PROBLEM — In how many lines of the records below does the word "subtitle" appear? Answer with the number alone.

[Entries from a dataset of interfaces]
--------------------------------

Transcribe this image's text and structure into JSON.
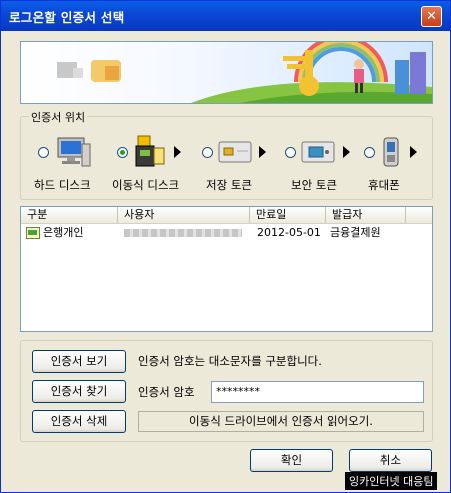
{
  "window": {
    "title": "로그온할 인증서 선택",
    "close_icon": "close-icon"
  },
  "location": {
    "group_label": "인증서 위치",
    "items": [
      {
        "label": "하드 디스크",
        "icon": "computer-icon",
        "selected": false
      },
      {
        "label": "이동식 디스크",
        "icon": "usb-drive-icon",
        "selected": true
      },
      {
        "label": "저장 토큰",
        "icon": "smartcard-token-icon",
        "selected": false
      },
      {
        "label": "보안 토큰",
        "icon": "security-token-icon",
        "selected": false
      },
      {
        "label": "휴대폰",
        "icon": "mobile-phone-icon",
        "selected": false
      }
    ]
  },
  "cert_list": {
    "columns": [
      "구분",
      "사용자",
      "만료일",
      "발급자"
    ],
    "rows": [
      {
        "type": "은행개인",
        "expiry": "2012-05-01",
        "issuer": "금융결제원"
      }
    ]
  },
  "actions": {
    "view_label": "인증서 보기",
    "find_label": "인증서 찾기",
    "delete_label": "인증서 삭제"
  },
  "password": {
    "note": "인증서 암호는 대소문자를 구분합니다.",
    "label": "인증서 암호",
    "value": "********"
  },
  "status": "이동식 드라이브에서 인증서 읽어오기.",
  "footer": {
    "ok_label": "확인",
    "cancel_label": "취소"
  },
  "tooltip": "잉카인터넷 대응팀"
}
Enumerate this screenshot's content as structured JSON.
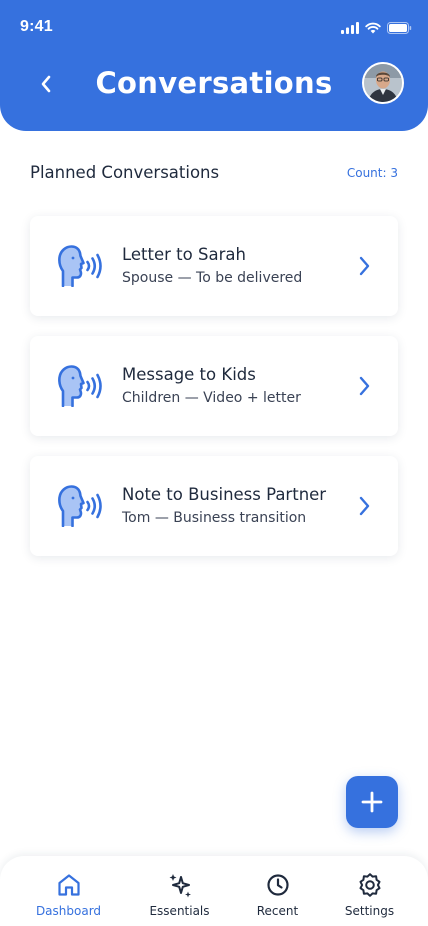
{
  "status_bar": {
    "time": "9:41"
  },
  "header": {
    "title": "Conversations"
  },
  "section": {
    "title": "Planned Conversations",
    "count": "Count: 3"
  },
  "conversations": [
    {
      "title": "Letter to Sarah",
      "subtitle": "Spouse — To be delivered",
      "icon": "speaking-head-icon"
    },
    {
      "title": "Message to Kids",
      "subtitle": "Children — Video + letter",
      "icon": "speaking-head-icon"
    },
    {
      "title": "Note to Business Partner",
      "subtitle": "Tom — Business transition",
      "icon": "speaking-head-icon"
    }
  ],
  "fab": {
    "icon": "plus-icon"
  },
  "nav": [
    {
      "label": "Dashboard",
      "icon": "home-icon",
      "active": true
    },
    {
      "label": "Essentials",
      "icon": "sparkle-icon",
      "active": false
    },
    {
      "label": "Recent",
      "icon": "clock-icon",
      "active": false
    },
    {
      "label": "Settings",
      "icon": "gear-icon",
      "active": false
    }
  ],
  "colors": {
    "accent": "#3671de",
    "text": "#1f2a3d",
    "icon_fill": "#a9c4f5"
  }
}
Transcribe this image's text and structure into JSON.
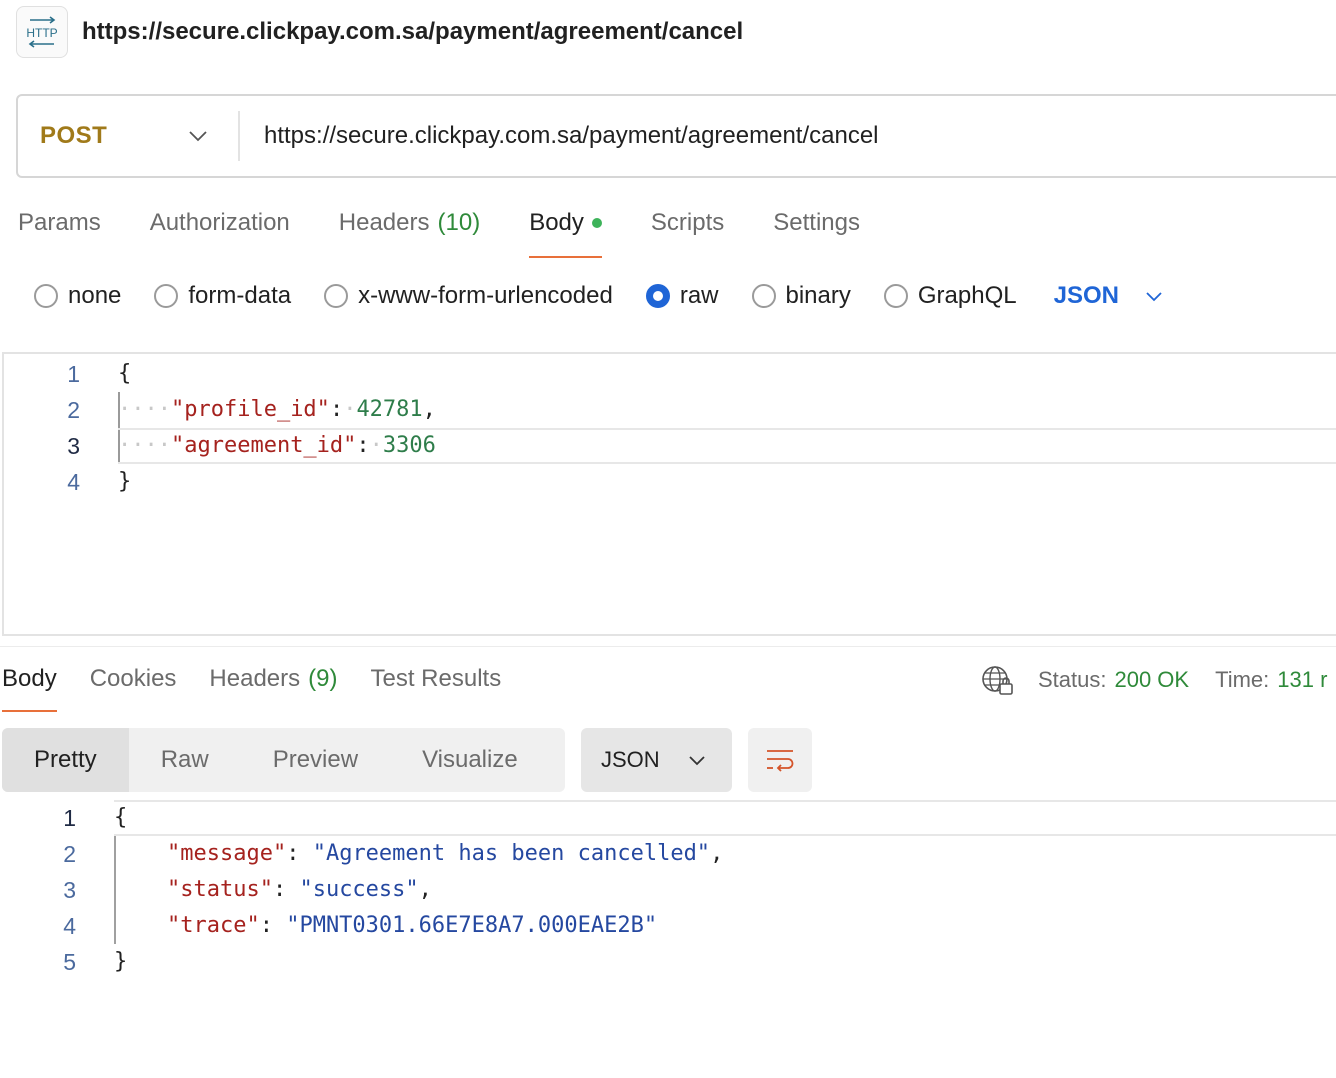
{
  "header": {
    "badge": "HTTP",
    "title": "https://secure.clickpay.com.sa/payment/agreement/cancel"
  },
  "request": {
    "method": "POST",
    "url": "https://secure.clickpay.com.sa/payment/agreement/cancel",
    "tabs": {
      "params": "Params",
      "authorization": "Authorization",
      "headers": "Headers",
      "headers_count": "(10)",
      "body": "Body",
      "scripts": "Scripts",
      "settings": "Settings"
    },
    "body_types": {
      "none": "none",
      "form_data": "form-data",
      "urlencoded": "x-www-form-urlencoded",
      "raw": "raw",
      "binary": "binary",
      "graphql": "GraphQL"
    },
    "selected_body_type": "raw",
    "format": "JSON",
    "lines": {
      "n1": "1",
      "n2": "2",
      "n3": "3",
      "n4": "4",
      "open": "{",
      "key1": "\"profile_id\"",
      "val1": "42781",
      "key2": "\"agreement_id\"",
      "val2": "3306",
      "close": "}"
    }
  },
  "response": {
    "tabs": {
      "body": "Body",
      "cookies": "Cookies",
      "headers": "Headers",
      "headers_count": "(9)",
      "test_results": "Test Results"
    },
    "status_label": "Status:",
    "status_value": "200 OK",
    "time_label": "Time:",
    "time_value": "131 r",
    "views": {
      "pretty": "Pretty",
      "raw": "Raw",
      "preview": "Preview",
      "visualize": "Visualize"
    },
    "format": "JSON",
    "lines": {
      "n1": "1",
      "n2": "2",
      "n3": "3",
      "n4": "4",
      "n5": "5",
      "open": "{",
      "key1": "\"message\"",
      "val1": "\"Agreement has been cancelled\"",
      "key2": "\"status\"",
      "val2": "\"success\"",
      "key3": "\"trace\"",
      "val3": "\"PMNT0301.66E7E8A7.000EAE2B\"",
      "close": "}"
    }
  },
  "colors": {
    "method": "#a07a1a",
    "accent_tab": "#e8703a",
    "success": "#2f8a3a",
    "radio_checked": "#1f65d6",
    "json_key": "#a5221e",
    "json_string": "#2548a0",
    "json_number": "#2e7d4a"
  }
}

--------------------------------

TASK OUTPUT — 3